Back in my college days at Salve Regina University, I enjoyed chatting with Joe Sousa, the Director of Maintenance. Joe would often describe the challenges he faced trying to maintain Salve’s unique collection of Gilded Age mansions that housed classrooms, dorms, and offices. I recall him saying, “When a pane of leaded glass in Wakehurst needs to be repaired, you simply can’t run down to the corner hardware store and find a replacement.” These discussions sparked my interest in architectural salvage.
Some Items at Aardvark Antiques in Newport, RI
Through the years I have developed a great admiration for my friends the Grovers: Arthur, Jay, and Kathy, who own and operate Aardvark Antiques in Newport. Aardvark Antiques was established in 1969 by Arthur Grover and quickly became a major source of architectural and decorative elements to architects, interior decorators, landscape designers, special event artists, the amusement/ entertainment business and the film and theater industry. Aardvark Antiques has over 65,000 square feet of indoor and outdoor display areas and features stained glass, grand iron gates and fencing, mantels and lighting fixtures, as well as their own line of bronze home and garden furnishings. Jay Grover sums it up best. He says, “In our opinion there is nothing more enjoyable to a builder or DIY’ers than adding to their project an architectural element from the past. Not only does it create a conversation piece but it also pays homage to the history of art and architecture.” These urban archeologists took the initiative to rescue treasures from around the world and encourage architects and interior designers to integrate recycled style into modern day lives. In the ensuing years, a myriad of stained glass windows, exotic wooden mantels, crystal chandeliers, pressed tin ceilings, cast iron tubs and classical columns have been thoughtfully repurposed to enhance modern homes with architectural integrity and imbue spaces with craftsmanship, romance and nostalgia.

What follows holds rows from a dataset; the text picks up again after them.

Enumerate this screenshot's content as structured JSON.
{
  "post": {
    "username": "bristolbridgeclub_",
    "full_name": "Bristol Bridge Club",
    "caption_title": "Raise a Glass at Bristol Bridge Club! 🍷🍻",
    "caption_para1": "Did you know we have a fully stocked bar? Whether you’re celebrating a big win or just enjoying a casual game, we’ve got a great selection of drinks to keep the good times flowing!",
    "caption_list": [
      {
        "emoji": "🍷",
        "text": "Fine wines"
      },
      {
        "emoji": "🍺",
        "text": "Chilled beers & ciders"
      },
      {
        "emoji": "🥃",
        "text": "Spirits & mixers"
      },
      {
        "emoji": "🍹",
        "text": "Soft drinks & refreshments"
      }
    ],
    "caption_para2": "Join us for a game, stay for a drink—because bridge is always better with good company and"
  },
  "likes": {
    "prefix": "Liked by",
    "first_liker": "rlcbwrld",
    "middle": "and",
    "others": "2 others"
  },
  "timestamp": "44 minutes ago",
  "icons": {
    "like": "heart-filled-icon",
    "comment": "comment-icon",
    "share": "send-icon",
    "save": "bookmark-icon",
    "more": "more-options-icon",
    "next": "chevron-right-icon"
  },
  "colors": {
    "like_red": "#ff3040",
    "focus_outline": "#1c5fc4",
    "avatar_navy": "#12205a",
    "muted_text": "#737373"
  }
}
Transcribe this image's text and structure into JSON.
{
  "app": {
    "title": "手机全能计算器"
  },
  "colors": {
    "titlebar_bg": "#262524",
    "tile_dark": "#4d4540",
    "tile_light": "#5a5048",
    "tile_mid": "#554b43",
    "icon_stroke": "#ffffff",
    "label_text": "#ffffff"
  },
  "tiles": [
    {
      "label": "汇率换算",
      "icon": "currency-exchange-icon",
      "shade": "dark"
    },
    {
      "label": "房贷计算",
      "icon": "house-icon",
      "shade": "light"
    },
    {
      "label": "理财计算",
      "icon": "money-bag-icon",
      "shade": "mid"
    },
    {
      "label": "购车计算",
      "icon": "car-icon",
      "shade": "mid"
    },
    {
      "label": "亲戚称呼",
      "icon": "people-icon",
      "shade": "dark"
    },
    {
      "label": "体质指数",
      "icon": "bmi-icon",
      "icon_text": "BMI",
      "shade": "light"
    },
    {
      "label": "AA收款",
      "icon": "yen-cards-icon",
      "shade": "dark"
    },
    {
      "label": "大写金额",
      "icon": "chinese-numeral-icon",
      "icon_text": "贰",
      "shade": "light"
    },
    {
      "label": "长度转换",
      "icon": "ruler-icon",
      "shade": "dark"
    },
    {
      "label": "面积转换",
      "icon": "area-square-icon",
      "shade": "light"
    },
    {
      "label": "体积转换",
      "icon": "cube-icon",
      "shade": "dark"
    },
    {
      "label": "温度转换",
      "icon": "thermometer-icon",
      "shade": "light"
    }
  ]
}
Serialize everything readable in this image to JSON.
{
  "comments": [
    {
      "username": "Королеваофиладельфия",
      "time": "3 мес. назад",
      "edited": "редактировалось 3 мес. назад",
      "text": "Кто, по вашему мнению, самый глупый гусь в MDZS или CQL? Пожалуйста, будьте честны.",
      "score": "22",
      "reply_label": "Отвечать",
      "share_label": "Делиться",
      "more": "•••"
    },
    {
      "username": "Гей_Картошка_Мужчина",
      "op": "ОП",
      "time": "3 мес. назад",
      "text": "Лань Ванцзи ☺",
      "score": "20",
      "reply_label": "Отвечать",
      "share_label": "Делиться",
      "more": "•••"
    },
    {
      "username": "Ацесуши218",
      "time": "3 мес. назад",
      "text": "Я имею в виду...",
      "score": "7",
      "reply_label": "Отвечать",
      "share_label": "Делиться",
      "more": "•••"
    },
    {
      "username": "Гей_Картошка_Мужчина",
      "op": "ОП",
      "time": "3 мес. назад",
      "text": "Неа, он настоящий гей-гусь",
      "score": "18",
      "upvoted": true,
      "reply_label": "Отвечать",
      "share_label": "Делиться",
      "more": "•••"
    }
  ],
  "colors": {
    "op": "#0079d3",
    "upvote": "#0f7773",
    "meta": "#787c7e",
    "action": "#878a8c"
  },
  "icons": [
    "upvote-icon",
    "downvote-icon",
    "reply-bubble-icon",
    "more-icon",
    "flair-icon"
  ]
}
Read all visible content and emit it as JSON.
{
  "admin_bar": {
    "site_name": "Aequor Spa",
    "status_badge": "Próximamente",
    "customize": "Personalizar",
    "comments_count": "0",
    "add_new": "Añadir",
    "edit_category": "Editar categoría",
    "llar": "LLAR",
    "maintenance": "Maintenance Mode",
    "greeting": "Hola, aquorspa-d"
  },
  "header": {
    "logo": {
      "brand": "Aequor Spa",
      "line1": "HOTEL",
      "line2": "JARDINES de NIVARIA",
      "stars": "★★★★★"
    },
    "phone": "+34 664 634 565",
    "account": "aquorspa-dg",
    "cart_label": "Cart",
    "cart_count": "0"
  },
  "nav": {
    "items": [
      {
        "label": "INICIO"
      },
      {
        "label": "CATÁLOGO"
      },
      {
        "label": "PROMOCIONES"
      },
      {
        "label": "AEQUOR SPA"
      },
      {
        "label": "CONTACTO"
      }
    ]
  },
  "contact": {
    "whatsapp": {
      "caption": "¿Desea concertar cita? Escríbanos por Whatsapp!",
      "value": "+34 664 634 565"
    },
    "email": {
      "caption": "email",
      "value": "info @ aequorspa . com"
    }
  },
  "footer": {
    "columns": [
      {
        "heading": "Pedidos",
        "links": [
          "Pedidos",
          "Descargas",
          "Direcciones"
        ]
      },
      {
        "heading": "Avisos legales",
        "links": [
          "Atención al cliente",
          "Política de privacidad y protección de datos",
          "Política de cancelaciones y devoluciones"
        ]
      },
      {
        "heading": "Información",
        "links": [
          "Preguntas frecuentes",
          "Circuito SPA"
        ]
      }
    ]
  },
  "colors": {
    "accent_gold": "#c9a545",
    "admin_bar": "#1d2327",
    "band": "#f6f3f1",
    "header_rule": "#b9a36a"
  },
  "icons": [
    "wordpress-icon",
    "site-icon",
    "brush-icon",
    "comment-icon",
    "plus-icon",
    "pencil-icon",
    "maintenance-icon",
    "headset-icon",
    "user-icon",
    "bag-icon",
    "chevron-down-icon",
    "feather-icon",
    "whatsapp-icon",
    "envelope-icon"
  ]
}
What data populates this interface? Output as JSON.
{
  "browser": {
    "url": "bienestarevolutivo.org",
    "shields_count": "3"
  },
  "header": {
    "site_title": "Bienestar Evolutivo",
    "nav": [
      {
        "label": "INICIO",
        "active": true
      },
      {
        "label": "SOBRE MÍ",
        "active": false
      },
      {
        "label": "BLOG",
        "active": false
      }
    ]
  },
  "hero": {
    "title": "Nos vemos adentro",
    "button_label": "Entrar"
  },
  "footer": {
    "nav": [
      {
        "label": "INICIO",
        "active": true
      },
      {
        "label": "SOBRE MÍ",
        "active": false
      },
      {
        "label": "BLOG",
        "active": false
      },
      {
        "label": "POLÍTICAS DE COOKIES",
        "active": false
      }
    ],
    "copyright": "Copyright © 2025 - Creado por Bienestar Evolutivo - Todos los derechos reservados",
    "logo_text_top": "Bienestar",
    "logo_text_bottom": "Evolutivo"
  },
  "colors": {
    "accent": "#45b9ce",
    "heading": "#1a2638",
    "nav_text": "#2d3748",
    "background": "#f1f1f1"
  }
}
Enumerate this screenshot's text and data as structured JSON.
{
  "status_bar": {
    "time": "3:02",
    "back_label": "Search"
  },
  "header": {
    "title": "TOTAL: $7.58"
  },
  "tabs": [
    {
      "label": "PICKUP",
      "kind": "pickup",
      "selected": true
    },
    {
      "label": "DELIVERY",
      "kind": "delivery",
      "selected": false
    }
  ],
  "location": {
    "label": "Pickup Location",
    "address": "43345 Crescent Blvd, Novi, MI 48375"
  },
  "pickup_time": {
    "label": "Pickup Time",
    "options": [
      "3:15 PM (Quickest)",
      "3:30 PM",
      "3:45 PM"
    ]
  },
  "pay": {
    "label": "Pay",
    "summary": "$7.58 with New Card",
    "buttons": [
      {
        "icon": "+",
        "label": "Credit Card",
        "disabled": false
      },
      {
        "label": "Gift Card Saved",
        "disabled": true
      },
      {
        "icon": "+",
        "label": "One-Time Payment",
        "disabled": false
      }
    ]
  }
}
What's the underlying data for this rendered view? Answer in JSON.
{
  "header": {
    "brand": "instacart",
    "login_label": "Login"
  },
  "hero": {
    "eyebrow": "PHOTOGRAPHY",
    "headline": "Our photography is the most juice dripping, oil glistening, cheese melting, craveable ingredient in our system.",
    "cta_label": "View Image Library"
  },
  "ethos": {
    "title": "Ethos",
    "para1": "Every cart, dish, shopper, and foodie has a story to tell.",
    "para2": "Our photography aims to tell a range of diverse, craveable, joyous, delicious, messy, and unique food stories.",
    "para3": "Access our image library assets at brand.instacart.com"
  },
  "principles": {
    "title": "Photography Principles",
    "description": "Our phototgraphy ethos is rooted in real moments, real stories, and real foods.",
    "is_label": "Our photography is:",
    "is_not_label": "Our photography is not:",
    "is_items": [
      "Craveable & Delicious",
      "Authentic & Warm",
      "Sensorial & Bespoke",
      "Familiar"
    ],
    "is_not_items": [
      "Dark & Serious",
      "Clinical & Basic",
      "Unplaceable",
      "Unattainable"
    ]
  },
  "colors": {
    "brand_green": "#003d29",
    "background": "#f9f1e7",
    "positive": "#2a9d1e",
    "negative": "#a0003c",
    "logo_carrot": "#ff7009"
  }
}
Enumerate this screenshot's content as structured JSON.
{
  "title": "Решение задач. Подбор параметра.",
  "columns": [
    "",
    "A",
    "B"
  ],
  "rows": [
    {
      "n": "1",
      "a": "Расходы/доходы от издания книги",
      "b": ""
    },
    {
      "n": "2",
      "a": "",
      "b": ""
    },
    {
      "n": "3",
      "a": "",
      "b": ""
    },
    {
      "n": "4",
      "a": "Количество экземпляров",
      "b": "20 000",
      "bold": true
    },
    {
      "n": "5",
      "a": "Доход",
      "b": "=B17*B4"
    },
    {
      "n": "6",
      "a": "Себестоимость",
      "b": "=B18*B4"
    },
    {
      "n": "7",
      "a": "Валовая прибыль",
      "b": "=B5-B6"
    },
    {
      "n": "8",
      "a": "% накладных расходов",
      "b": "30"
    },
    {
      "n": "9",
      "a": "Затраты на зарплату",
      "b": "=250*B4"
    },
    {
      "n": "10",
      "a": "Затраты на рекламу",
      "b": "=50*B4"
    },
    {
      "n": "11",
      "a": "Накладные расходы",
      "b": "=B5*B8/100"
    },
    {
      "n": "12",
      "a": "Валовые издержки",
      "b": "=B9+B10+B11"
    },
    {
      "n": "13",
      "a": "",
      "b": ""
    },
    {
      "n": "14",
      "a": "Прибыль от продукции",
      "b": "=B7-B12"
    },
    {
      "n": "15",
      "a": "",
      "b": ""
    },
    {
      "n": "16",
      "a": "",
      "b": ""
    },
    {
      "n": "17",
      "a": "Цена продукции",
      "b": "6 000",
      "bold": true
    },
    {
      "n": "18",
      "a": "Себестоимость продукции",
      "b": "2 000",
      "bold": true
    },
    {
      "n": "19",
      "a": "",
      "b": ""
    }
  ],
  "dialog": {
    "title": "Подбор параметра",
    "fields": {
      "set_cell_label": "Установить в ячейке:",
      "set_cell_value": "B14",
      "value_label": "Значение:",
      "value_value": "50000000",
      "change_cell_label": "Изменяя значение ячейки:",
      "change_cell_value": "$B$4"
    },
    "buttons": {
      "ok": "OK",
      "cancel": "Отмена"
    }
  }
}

Creating a Portal in a Federal Home
Architect John Grosvenor and I are currently rejuvenating an 1811 Federal Home in Newport, RI. To adapt the home for a modern lifestyle, we removed an awkward three-storey ell and designed a two-storey cathedral living space for a new kitchen and dining room. The addition borrows style cues from the Greek Revival period so the home appears as though the addition naturally evolved in the 1860s like other homes in Newport’s Historic Hill neighborhood.
To create a unique transition between the early 19th century home and the new addition, we plan to install an antique beveled leaded glass transom window that was originally designed for a 18th century home on Blackstone Boulevard in Providence, RI. The eight-foot-wide transom window will be accentuated by a pair of antique beveled leaded glass side lights. We discovered these stunning windows at Aardvark Antiques. When you are seated at the dining room table, you will be able to admire the portal that captures the elegance of the era and lends the space distinct sparkle and drama. Most importantly, our home will be graced by the extraordinary craftsmanship of yesteryear.
Other Uses for Reclaimed Items in Our Home
In addition to incorporating antique leaded glass windows into our home, we also plan to repurpose some of the home’s original parts. For example, interior doors we discovered in the attic will be reused as pantry doors in the kitchen, an antique claw foot tub that occupied a second floor bathroom will be reconditioned and installed in the master bathroom, and a vintage porcelain sink with drain board that was used in a third floor hobby room will be put to good use in the laundry room.
Interestingly enough, all six of the fireplaces in the home need new surrounds and hearthstones. Fortunately, we were able to acquire several slate blackboards from a 19th century school in Newport that is being converted to condominiums. The slate’s deep blue hues pair beautifully with our collection of 17th century Delft tiles rescued from a home in Normandy.
To read more about architectural salvage visit: http://thedailybasics.com/2015/01/time-well-spent-an-addiction-for-antique-clocks/